|International Classification||H04L27/12, H03C3/09, G01S7/35, G01S13/34, H03B23/00|
|Cooperative Classification||H04L27/12, H03C3/0908, G01S7/35, H03B23/00, G01S13/345|
|European Classification||H04L27/12, G01S13/34E, H03B23/00, G01S7/35|
|Jun 30, 1998||AS||Assignment|
Owner name: ROBERT BOSCH GMBH, GERMANY
Free format text: ASSIGNMENT OF ASSIGNORS INTEREST;ASSIGNOR:HAUK, JOACHIM;REEL/FRAME:009422/0345
Effective date: 19980520
|Sep 29, 2003||FPAY||Fee payment|
Year of fee payment: 4
|Sep 28, 2007||FPAY||Fee payment|

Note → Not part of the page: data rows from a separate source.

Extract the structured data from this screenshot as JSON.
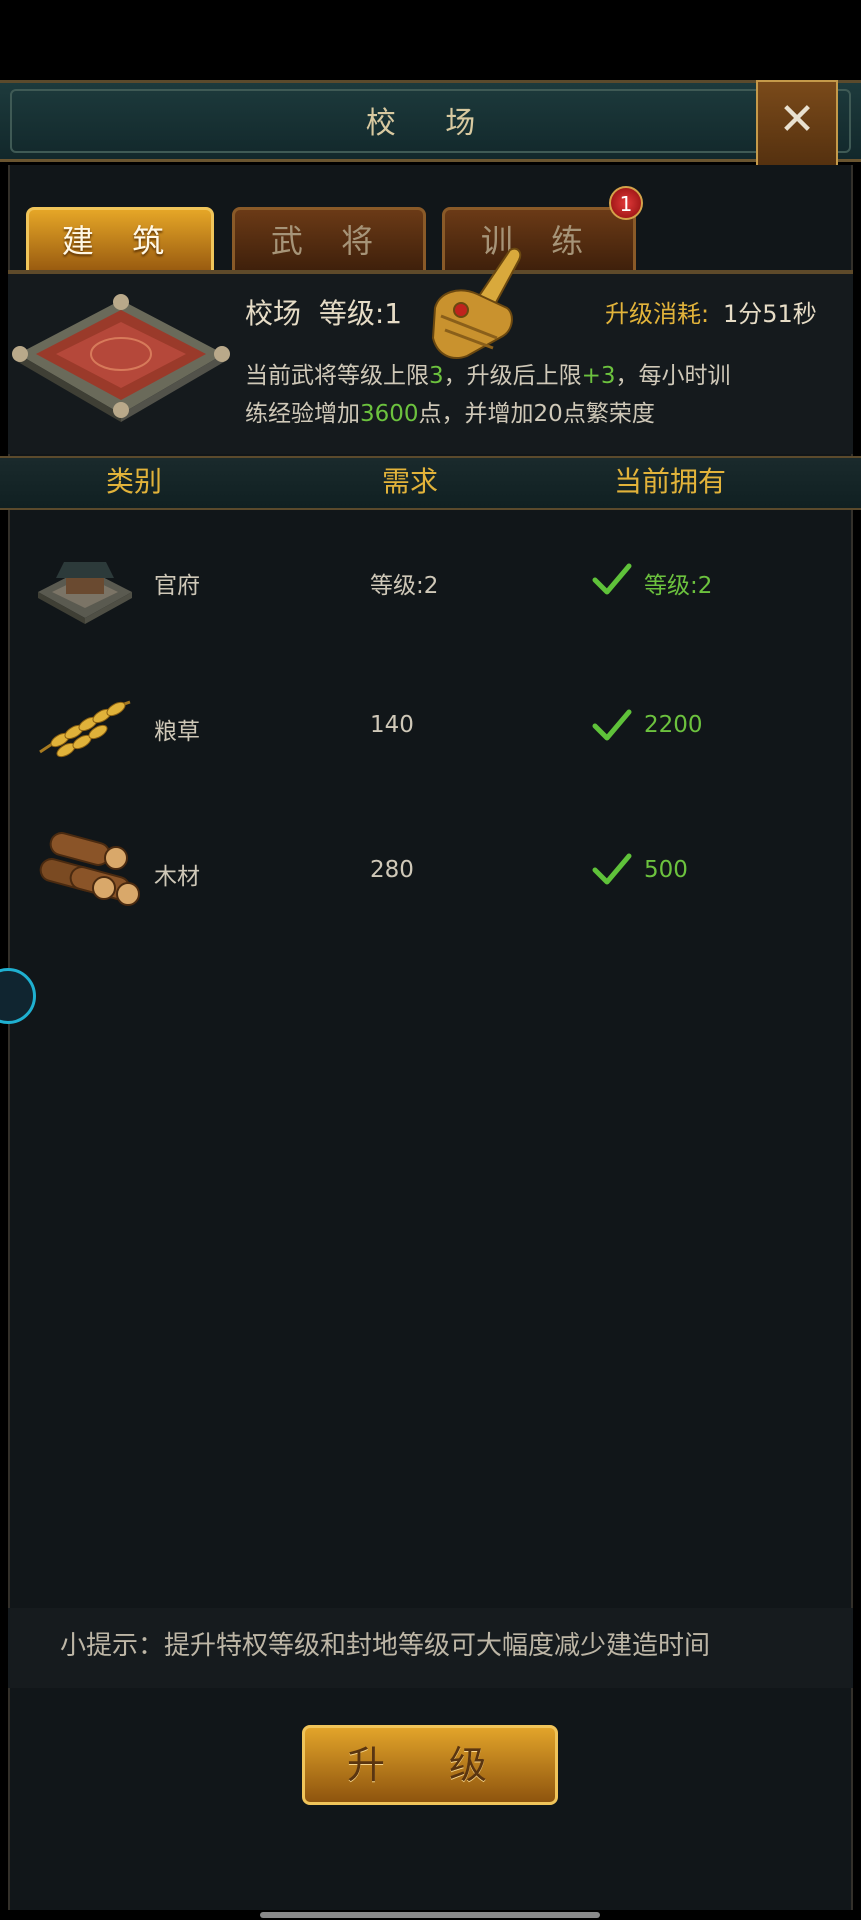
{
  "window": {
    "title": "校 场",
    "close_label": "✕"
  },
  "tabs": [
    {
      "label": "建 筑",
      "active": true
    },
    {
      "label": "武 将",
      "active": false
    },
    {
      "label": "训 练",
      "active": false,
      "badge": "1"
    }
  ],
  "building": {
    "name": "校场",
    "level_label": "等级:1",
    "cost_label": "升级消耗:",
    "cost_value": "1分51秒",
    "description": {
      "line1_a": "当前武将等级上限",
      "line1_b": "3",
      "line1_c": "，升级后上限",
      "line1_d": "+3",
      "line1_e": "，每小时训",
      "line2_a": "练经验增加",
      "line2_b": "3600",
      "line2_c": "点，并增加20点繁荣度"
    }
  },
  "table": {
    "headers": [
      "类别",
      "需求",
      "当前拥有"
    ],
    "rows": [
      {
        "icon": "government-building-icon",
        "category": "官府",
        "required": "等级:2",
        "owned": "等级:2"
      },
      {
        "icon": "grain-icon",
        "category": "粮草",
        "required": "140",
        "owned": "2200"
      },
      {
        "icon": "wood-logs-icon",
        "category": "木材",
        "required": "280",
        "owned": "500"
      }
    ]
  },
  "tip": "小提示：提升特权等级和封地等级可大幅度减少建造时间",
  "upgrade_button": "升 级",
  "colors": {
    "accent_gold": "#e2b33a",
    "ok_green": "#6cc23e",
    "panel_bg": "#111619"
  }
}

Year of fee payment: 8
|Nov 21, 2011||REMI||Maintenance fee reminder mailed|
|Apr 11, 2012||LAPS||Lapse for failure to pay maintenance fees|
|May 29, 2012||FP||Expired due to failure to pay maintenance fee|
Effective date: 20120411